** Opening DATA FOR THIS TASK block **

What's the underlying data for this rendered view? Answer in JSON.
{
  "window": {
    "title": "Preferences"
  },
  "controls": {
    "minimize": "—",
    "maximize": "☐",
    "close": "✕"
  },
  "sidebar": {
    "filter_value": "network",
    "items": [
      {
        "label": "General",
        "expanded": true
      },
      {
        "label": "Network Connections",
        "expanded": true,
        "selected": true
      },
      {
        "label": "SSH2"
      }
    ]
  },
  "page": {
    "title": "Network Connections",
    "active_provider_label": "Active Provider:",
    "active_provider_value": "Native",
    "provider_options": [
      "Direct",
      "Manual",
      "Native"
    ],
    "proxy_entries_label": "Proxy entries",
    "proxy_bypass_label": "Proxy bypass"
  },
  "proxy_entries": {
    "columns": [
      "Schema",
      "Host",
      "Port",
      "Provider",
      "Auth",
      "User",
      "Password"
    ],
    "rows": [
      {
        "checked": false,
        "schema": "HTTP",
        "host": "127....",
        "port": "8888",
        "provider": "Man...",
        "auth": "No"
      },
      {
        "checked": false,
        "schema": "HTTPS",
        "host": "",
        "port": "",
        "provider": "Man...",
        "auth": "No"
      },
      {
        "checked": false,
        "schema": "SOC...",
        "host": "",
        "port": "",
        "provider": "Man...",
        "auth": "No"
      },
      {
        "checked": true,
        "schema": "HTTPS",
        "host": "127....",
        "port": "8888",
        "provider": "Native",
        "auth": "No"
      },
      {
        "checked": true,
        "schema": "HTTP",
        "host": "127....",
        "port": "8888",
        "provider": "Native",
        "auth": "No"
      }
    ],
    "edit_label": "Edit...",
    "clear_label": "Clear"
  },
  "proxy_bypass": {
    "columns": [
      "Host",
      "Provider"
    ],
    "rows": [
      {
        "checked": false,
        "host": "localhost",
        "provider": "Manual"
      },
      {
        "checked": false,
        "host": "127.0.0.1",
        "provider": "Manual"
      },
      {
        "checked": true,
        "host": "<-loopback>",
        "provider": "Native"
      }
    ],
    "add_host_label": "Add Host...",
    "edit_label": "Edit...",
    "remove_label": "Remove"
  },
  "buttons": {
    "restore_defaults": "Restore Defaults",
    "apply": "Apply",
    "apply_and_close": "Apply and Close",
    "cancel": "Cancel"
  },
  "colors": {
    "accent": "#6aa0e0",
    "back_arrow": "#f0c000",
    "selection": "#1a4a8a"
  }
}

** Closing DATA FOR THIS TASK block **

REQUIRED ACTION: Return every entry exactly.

REPLY TO THE TASK:
What's the underlying data for this rendered view? Answer in JSON.
{
  "window": {
    "title": "Preferences"
  },
  "controls": {
    "minimize": "—",
    "maximize": "☐",
    "close": "✕"
  },
  "sidebar": {
    "filter_value": "network",
    "items": [
      {
        "label": "General",
        "expanded": true
      },
      {
        "label": "Network Connections",
        "expanded": true,
        "selected": true
      },
      {
        "label": "SSH2"
      }
    ]
  },
  "page": {
    "title": "Network Connections",
    "active_provider_label": "Active Provider:",
    "active_provider_value": "Native",
    "provider_options": [
      "Direct",
      "Manual",
      "Native"
    ],
    "proxy_entries_label": "Proxy entries",
    "proxy_bypass_label": "Proxy bypass"
  },
  "proxy_entries": {
    "columns": [
      "Schema",
      "Host",
      "Port",
      "Provider",
      "Auth",
      "User",
      "Password"
    ],
    "rows": [
      {
        "checked": false,
        "schema": "HTTP",
        "host": "127....",
        "port": "8888",
        "provider": "Man...",
        "auth": "No"
      },
      {
        "checked": false,
        "schema": "HTTPS",
        "host": "",
        "port": "",
        "provider": "Man...",
        "auth": "No"
      },
      {
        "checked": false,
        "schema": "SOC...",
        "host": "",
        "port": "",
        "provider": "Man...",
        "auth": "No"
      },
      {
        "checked": true,
        "schema": "HTTPS",
        "host": "127....",
        "port": "8888",
        "provider": "Native",
        "auth": "No"
      },
      {
        "checked": true,
        "schema": "HTTP",
        "host": "127....",
        "port": "8888",
        "provider": "Native",
        "auth": "No"
      }
    ],
    "edit_label": "Edit...",
    "clear_label": "Clear"
  },
  "proxy_bypass": {
    "columns": [
      "Host",
      "Provider"
    ],
    "rows": [
      {
        "checked": false,
        "host": "localhost",
        "provider": "Manual"
      },
      {
        "checked": false,
        "host": "127.0.0.1",
        "provider": "Manual"
      },
      {
        "checked": true,
        "host": "<-loopback>",
        "provider": "Native"
      }
    ],
    "add_host_label": "Add Host...",
    "edit_label": "Edit...",
    "remove_label": "Remove"
  },
  "buttons": {
    "restore_defaults": "Restore Defaults",
    "apply": "Apply",
    "apply_and_close": "Apply and Close",
    "cancel": "Cancel"
  },
  "colors": {
    "accent": "#6aa0e0",
    "back_arrow": "#f0c000",
    "selection": "#1a4a8a"
  }
}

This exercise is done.